While most people know how to breathe, very few can do so underwater without the proper equipment and training. In Too Deep Scuba’s open-water PADI certification courses provide just that, pairing classroom instruction with swimming-pool practice dives in which participants don full scuba gear. Students can plunge deeper into the world of aquatic exploration by pursuing other certifications, earning a new status as a rescue diver, master scuba diver, or ship’s mermaid figurehead. In Too Deep Scuba’s team also schedules trips where divers can hone their skills in exotic waters, such as Florida’s Crystal River and Bonne Terre Mine. Before excursions, divers can stock up on an array of gear from Pinnacle Aquatics, Cressi-sub, Ocean Reef, and other outfitters.
The Florence Freedom, a professional team of baseballers in the Independent Frontier League, re-create the classic thrill of America’s third-most popular sport, after skeet shooting and spelunking, without all the food fights and explosive bat malfunctions that are all too common at major-league games. With today’s deal, fans get reserved-seat tickets for any home game (a $10 value) all month and enjoy a true gourmet meal consisting of a hot dog, chips, and a drink (a $7 value). Miniature novelty adults, meanwhile, can burn off excess energy with a pass to the KidsZone (a $5 value)—a multicolored playground set complete with a bounce house and other playsets—or spend five Freedom Bucks (a $5 value) as they see fit at the park's concession stands or gift shop, making it far more valuable currency than the one you created by taping your driver's license photo to old Monopoly money.
The Five Seasons Family Sports Club houses tennis courts, a dining area, fitness facilities, swimming pools, and a full-service spa under one roof.
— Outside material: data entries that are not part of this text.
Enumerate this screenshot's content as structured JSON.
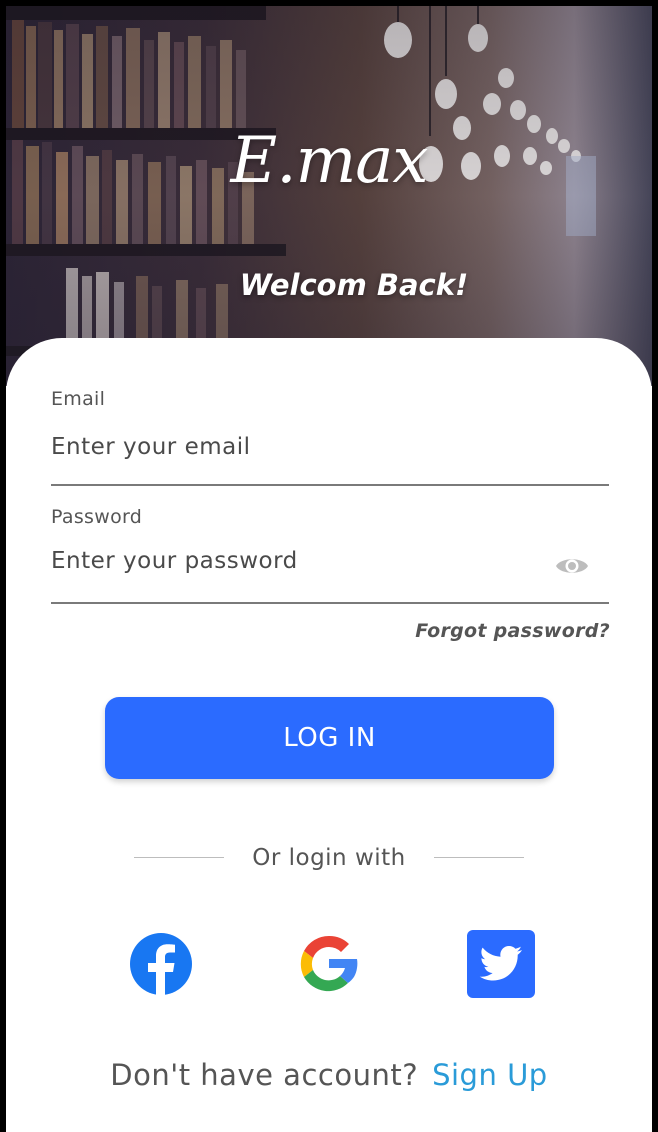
{
  "hero": {
    "logo_text": "E.max",
    "welcome_text": "Welcom Back!"
  },
  "form": {
    "email": {
      "label": "Email",
      "placeholder": "Enter your email",
      "value": ""
    },
    "password": {
      "label": "Password",
      "placeholder": "Enter your password",
      "value": "",
      "visibility_icon": "eye-icon"
    },
    "forgot_label": "Forgot password?",
    "login_label": "LOG IN"
  },
  "social": {
    "divider_text": "Or login with",
    "providers": [
      {
        "name": "Facebook",
        "icon": "facebook-icon",
        "color": "#1877f2"
      },
      {
        "name": "Google",
        "icon": "google-icon",
        "color": "#4285f4"
      },
      {
        "name": "Twitter",
        "icon": "twitter-icon",
        "color": "#2b6bff"
      }
    ]
  },
  "signup": {
    "prompt": "Don't have account?",
    "link_label": "Sign Up"
  },
  "colors": {
    "primary": "#2b6bff",
    "link": "#2a9bd8",
    "text": "#555555"
  }
}
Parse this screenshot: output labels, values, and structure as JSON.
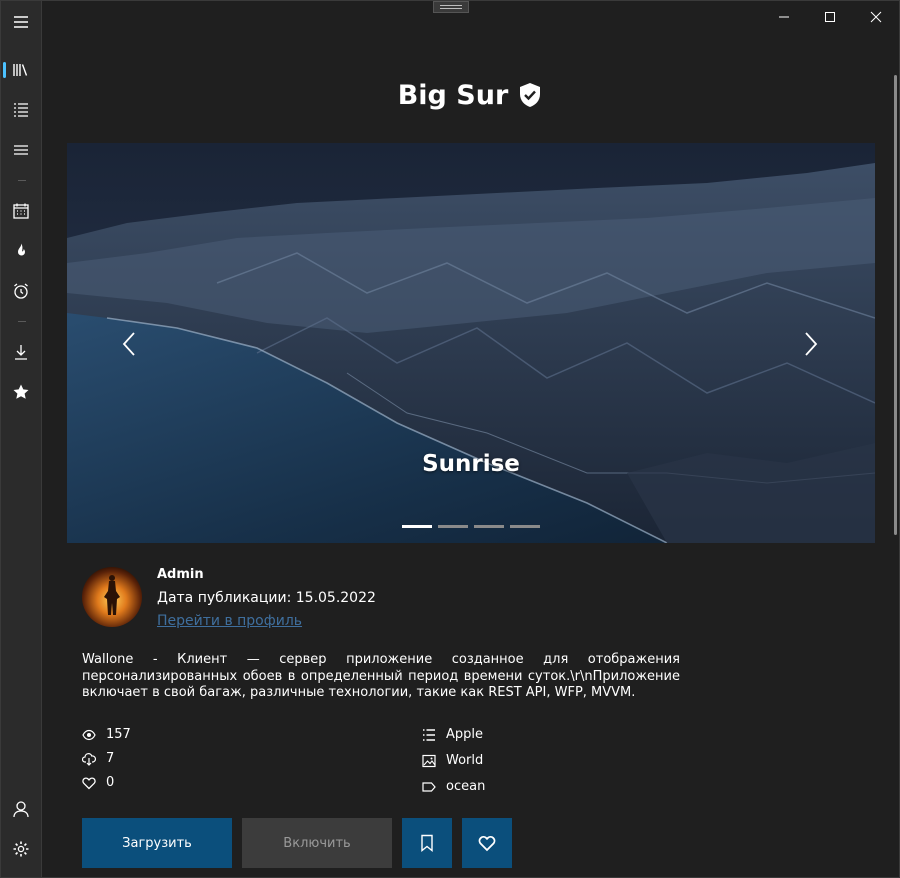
{
  "title": "Big Sur",
  "hero": {
    "caption": "Sunrise",
    "slide_count": 4,
    "active_slide": 1
  },
  "author": {
    "name": "Admin",
    "published": "Дата публикации: 15.05.2022",
    "profile_link": "Перейти в профиль"
  },
  "description": "Wallone - Клиент — сервер приложение созданное для отображения персонализированных обоев в определенный период времени суток.\\r\\nПриложение включает в свой багаж, различные технологии, такие как REST API, WFP, MVVM.",
  "stats": {
    "views": "157",
    "downloads": "7",
    "likes": "0"
  },
  "tags": {
    "brand": "Apple",
    "category": "World",
    "tag": "ocean"
  },
  "actions": {
    "download": "Загрузить",
    "enable": "Включить"
  },
  "nav_icons": [
    "menu-icon",
    "library-icon",
    "list-icon",
    "menu-lines-icon",
    "calendar-icon",
    "fire-icon",
    "alarm-icon",
    "download-icon",
    "star-icon",
    "user-icon",
    "settings-icon"
  ],
  "colors": {
    "accent": "#0b4f7c",
    "link": "#3f6f9e",
    "background": "#1f1f1f",
    "rail": "#2b2b2b"
  }
}
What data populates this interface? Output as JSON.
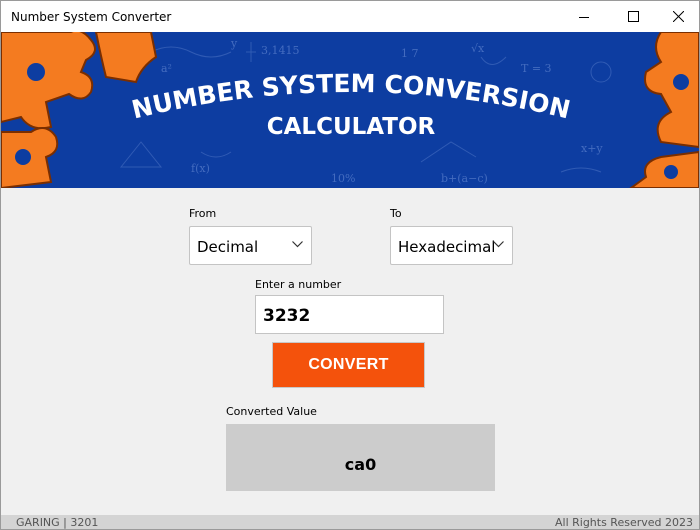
{
  "window": {
    "title": "Number System Converter"
  },
  "banner": {
    "line1": "NUMBER SYSTEM CONVERSION",
    "line2": "CALCULATOR"
  },
  "form": {
    "from_label": "From",
    "from_value": "Decimal",
    "to_label": "To",
    "to_value": "Hexadecimal",
    "input_label": "Enter a number",
    "input_value": "3232",
    "convert_label": "CONVERT",
    "output_label": "Converted Value",
    "output_value": "ca0"
  },
  "footer": {
    "left": "GARING | 3201",
    "right": "All Rights Reserved 2023"
  },
  "colors": {
    "banner_blue": "#0d3da1",
    "accent_orange": "#f4520c",
    "output_gray": "#cccccc"
  },
  "icons": [
    "minimize-icon",
    "maximize-icon",
    "close-icon",
    "chevron-down-icon"
  ]
}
Within air-conditioned indoor courts or on outdoor clay courts, racquet slingers compete in friendly bouts to sharpen swings, refine backhands, and showcase grunting abilities. Members can also break a sweat in exercise areas speckled with modern cardio equipment and weights or cool off in an Olympic-sized pool with diving wells and wading areas. Before meeting others for a postgame beverage at the lively café, clients can wander to the spa for a relaxing massage or partake in a sports workshop to gain a firm grasp on game mechanics.
Co-owner and PGA player Doug Martin and his fellow golf experts dedicate The Golf Range to the cause of perfect putts and smooth swings. An 8,000-square-foot putting green and short-game area doles out new golf balls for patrons to practice, minimizing misplaced shots and paychecks lost to preteen mini-golf sharks. The indoor putting green guards clubs from the elements, and players sharpen their skills beneath the all-seasons shelter of 37 heated and covered bays. Brush up with The Golf Range's online golf tips before taking to the tee.
Jump!Zone is an inflatable indoor play center packed with moonwalks, bouncers, and giant slides for children ages 2 to 12. With a pass to six open play sessions, mini-humans can slip on a pair of socks and experience all nine of the facility's bouncy attractions. An 18-foot fire truck makes a great slide and provides an excellent career idea for kids who still haven't decided what they want to be, while the playplace's giant alligator and the Jurassic Adventure Combo help grade-schoolers explore the softer side of everyday predators. Children who prefer stationary entertainment can dominate the air hockey table, leaving their adult counterparts free to recite the periodic table of elements backward in peace.